Web page and app entries:

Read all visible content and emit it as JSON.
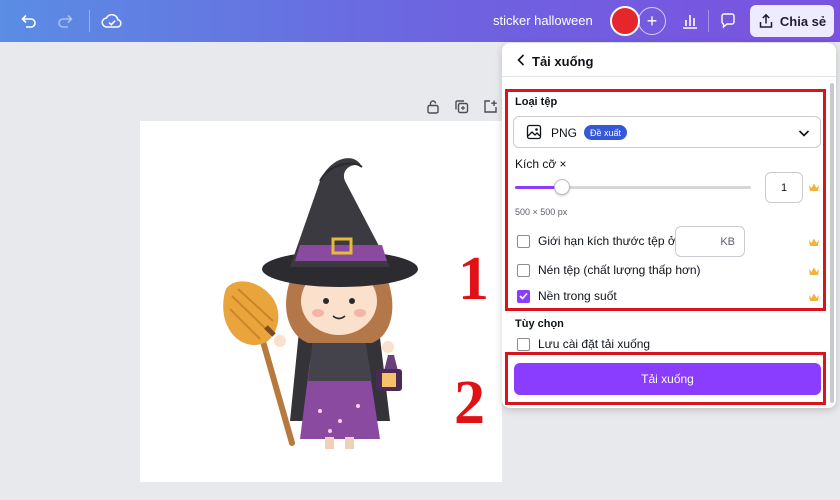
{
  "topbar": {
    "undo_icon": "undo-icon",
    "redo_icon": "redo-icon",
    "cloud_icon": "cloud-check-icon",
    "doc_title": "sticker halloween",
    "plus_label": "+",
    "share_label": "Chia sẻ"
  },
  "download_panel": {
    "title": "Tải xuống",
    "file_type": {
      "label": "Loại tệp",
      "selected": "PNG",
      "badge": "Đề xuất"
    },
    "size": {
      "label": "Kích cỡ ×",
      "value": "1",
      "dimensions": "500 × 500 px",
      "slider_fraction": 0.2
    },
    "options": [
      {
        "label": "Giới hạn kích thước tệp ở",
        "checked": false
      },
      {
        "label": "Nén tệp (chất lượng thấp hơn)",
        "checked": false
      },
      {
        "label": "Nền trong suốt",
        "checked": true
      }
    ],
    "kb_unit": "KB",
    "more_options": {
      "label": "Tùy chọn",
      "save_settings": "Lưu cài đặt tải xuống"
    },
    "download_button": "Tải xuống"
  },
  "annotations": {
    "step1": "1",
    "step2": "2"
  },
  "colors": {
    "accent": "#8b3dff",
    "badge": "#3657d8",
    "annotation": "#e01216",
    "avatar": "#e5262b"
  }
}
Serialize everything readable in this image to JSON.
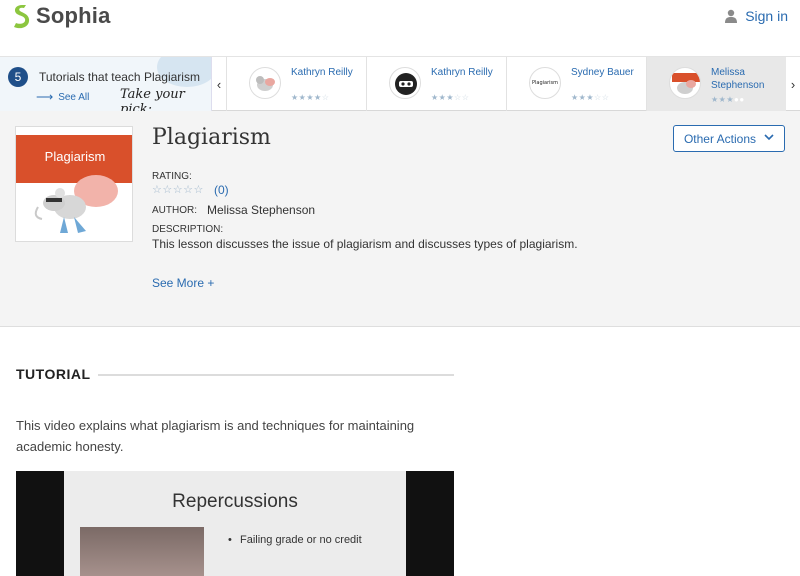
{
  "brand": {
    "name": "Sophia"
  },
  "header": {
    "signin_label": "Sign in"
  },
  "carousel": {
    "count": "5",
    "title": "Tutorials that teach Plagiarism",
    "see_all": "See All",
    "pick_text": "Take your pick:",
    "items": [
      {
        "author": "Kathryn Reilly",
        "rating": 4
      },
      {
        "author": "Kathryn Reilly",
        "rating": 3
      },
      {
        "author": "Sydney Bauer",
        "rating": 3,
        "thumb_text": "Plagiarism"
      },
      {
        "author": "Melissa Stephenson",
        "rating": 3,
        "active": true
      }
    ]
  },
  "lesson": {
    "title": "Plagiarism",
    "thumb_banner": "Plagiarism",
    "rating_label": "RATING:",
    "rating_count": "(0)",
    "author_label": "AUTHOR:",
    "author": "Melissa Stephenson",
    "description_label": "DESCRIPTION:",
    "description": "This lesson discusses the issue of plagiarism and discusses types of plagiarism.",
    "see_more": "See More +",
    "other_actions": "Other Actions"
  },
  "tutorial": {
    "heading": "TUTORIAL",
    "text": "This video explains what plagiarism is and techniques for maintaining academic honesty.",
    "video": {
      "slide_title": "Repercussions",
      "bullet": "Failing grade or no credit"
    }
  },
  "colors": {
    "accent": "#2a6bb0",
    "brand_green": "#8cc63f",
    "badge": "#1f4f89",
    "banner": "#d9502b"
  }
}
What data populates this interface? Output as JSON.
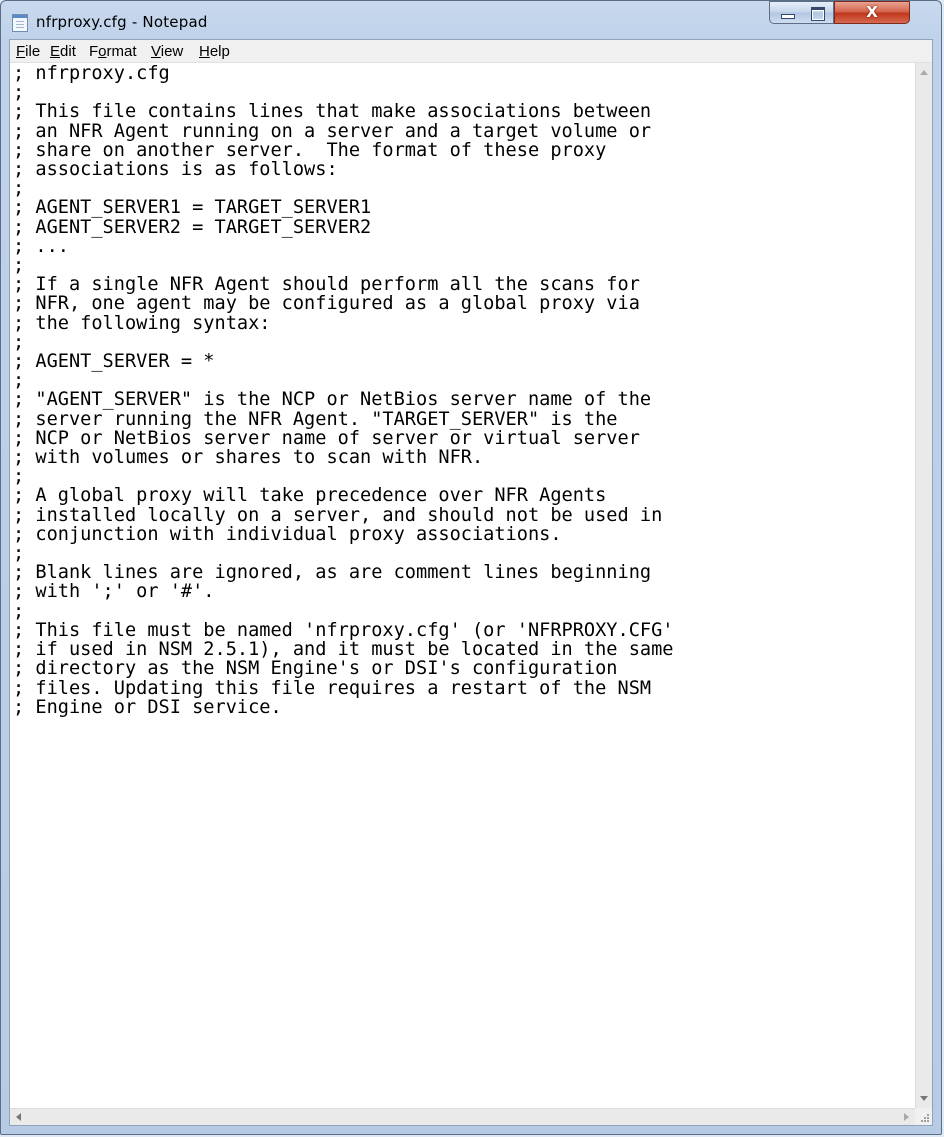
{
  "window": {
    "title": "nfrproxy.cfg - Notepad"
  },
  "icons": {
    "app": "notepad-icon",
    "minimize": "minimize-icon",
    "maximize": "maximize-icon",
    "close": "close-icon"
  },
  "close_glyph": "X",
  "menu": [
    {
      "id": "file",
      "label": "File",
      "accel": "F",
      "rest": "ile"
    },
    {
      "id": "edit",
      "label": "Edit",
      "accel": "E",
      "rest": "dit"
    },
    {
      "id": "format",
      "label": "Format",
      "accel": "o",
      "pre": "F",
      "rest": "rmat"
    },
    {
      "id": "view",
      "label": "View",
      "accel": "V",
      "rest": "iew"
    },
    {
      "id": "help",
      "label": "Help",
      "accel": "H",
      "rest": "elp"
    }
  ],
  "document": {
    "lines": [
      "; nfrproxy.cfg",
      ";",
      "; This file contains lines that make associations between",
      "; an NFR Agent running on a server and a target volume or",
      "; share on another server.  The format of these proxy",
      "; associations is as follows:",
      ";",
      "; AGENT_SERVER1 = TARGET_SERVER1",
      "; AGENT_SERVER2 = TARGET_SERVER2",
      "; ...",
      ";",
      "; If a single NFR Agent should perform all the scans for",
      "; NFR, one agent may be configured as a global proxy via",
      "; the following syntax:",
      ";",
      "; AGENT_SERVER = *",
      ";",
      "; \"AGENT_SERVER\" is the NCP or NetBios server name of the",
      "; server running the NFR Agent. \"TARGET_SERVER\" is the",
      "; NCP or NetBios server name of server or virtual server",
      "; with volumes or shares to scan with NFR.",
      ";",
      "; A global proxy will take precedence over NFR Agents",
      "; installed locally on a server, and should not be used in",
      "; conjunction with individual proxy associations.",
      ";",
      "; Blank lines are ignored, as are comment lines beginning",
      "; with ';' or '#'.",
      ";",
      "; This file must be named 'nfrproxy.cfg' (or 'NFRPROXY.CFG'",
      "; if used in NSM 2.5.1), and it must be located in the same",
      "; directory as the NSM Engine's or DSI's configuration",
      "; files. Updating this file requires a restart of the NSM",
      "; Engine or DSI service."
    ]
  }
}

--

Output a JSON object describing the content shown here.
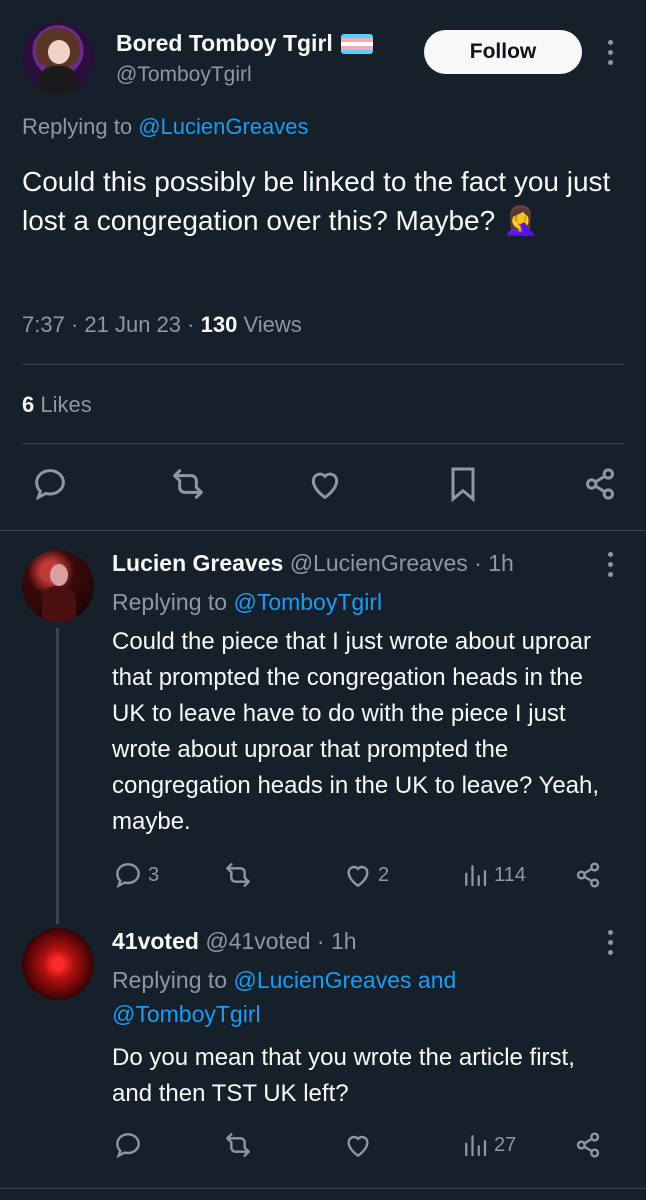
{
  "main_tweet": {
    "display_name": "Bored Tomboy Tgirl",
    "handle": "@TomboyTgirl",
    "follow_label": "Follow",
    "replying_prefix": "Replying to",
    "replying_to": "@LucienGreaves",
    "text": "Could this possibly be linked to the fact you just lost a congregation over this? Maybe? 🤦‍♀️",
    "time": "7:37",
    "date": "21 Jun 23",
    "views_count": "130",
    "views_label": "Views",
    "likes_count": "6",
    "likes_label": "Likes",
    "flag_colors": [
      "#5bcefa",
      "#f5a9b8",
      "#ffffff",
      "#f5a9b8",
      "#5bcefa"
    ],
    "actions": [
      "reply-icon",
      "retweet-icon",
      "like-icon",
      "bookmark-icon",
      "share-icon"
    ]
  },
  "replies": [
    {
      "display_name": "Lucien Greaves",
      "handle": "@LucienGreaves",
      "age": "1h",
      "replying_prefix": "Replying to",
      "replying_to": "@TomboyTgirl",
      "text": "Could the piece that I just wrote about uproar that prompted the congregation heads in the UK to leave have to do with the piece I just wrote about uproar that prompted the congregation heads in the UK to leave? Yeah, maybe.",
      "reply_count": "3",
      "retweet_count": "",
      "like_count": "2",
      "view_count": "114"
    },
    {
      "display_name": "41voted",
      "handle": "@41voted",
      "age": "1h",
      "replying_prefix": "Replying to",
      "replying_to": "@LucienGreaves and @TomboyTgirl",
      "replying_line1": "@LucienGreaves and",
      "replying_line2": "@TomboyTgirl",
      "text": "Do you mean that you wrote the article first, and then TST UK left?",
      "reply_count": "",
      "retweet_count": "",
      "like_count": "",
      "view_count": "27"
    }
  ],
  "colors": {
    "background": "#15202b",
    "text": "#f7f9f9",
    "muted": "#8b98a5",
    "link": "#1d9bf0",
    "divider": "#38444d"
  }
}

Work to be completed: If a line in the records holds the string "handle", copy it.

Answer area:
    "handle": "@TomboyTgirl",
      "handle": "@LucienGreaves",
      "handle": "@41voted",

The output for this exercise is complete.